Inspired by Shakespeare’s The Tempest, an unknown artist painted ca.1780 the Bard’s characters Duke Prospero (center), his daughter Miranda (left) and the spirit Ariel (right). Also from The Tempest, the brother of the King of Naples, Sebastian, observed that Prospero’s brother “dost snore distinctly; There’s meaning in … snores.” The author of Shakspeare [sic] and the Bible, nitrous oxide pioneer G.Q. Colton (1814–1898) used the snoring of partial airway obstruction to judge whether his Manhattan patients were anesthetized deeply enough by “Colton gas” for dental extraction.

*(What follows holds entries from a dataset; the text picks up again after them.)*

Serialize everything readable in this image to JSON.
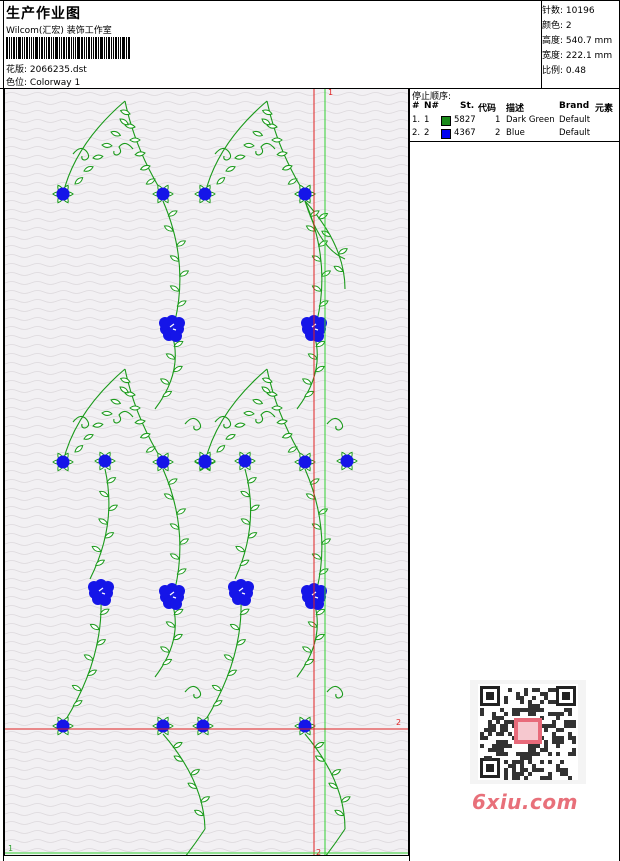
{
  "header": {
    "title": "生产作业图",
    "company": "Wilcom(汇宏) 装饰工作室",
    "design_label": "花版:",
    "design_value": "2066235.dst",
    "colorway_label": "色位:",
    "colorway_value": "Colorway 1"
  },
  "specs": [
    {
      "label": "针数:",
      "value": "10196"
    },
    {
      "label": "颜色:",
      "value": "2"
    },
    {
      "label": "高度:",
      "value": "540.7 mm"
    },
    {
      "label": "宽度:",
      "value": "222.1 mm"
    },
    {
      "label": "比例:",
      "value": "0.48"
    }
  ],
  "stop_table": {
    "title": "停止顺序:",
    "headers": {
      "num": "#",
      "n": "N#",
      "st": "St.",
      "code": "代码",
      "desc": "描述",
      "brand": "Brand",
      "elem": "元素"
    },
    "rows": [
      {
        "num": "1.",
        "n": "1",
        "color": "#1a8a1a",
        "st": "5827",
        "code": "1",
        "desc": "Dark Green",
        "brand": "Default"
      },
      {
        "num": "2.",
        "n": "2",
        "color": "#0000ee",
        "st": "4367",
        "code": "2",
        "desc": "Blue",
        "brand": "Default"
      }
    ]
  },
  "guides": {
    "marker_1": "1",
    "marker_2": "2"
  },
  "colors": {
    "leaf_green": "#1a9a1a",
    "flower_blue": "#1515e8",
    "guide_red": "#e02020",
    "guide_green": "#30d030",
    "watermark": "#e8707a"
  },
  "watermark": "6xiu.com",
  "qr_icon": "qr-code-icon"
}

And quoting the title character from Shakespeare’s Henry IV, Colton had no intent to administer “vapours … to strangle” or smother hapless patients. (Copyright © the American Society of Anesthesiologists’ Wood Library-Museum of Anesthesiology.)

Inspired by Shakespeare’s The Tempest, an unknown artist painted ca.1780 the Bard’s characters Duke Prospero (center), his daughter Miranda (left) and the spirit Ariel (right). Also from The Tempest, the brother of the King of Naples, Sebastian, observed that Prospero’s brother “dost snore distinctly; There’s meaning in … snores.” The author of Shakspeare [sic] and the Bible, nitrous oxide pioneer G.Q. Colton (1814–1898) used the snoring of partial airway obstruction to judge whether his Manhattan patients were anesthetized deeply enough by “Colton gas” for dental extraction. And quoting the title character from Shakespeare’s Henry IV, Colton had no intent to administer “vapours … to strangle” or smother hapless patients. (Copyright © the American Society of Anesthesiologists’ Wood Library-Museum of Anesthesiology.)

George S. Bause, M.D., M.P.H., Honorary Curator, ASA’s Wood Library-Museum of Anesthesiology, Schaumburg, Illinois, and Clinical Associate Professor, Case Western Reserve University, Cleveland, Ohio. UJYC@aol.com.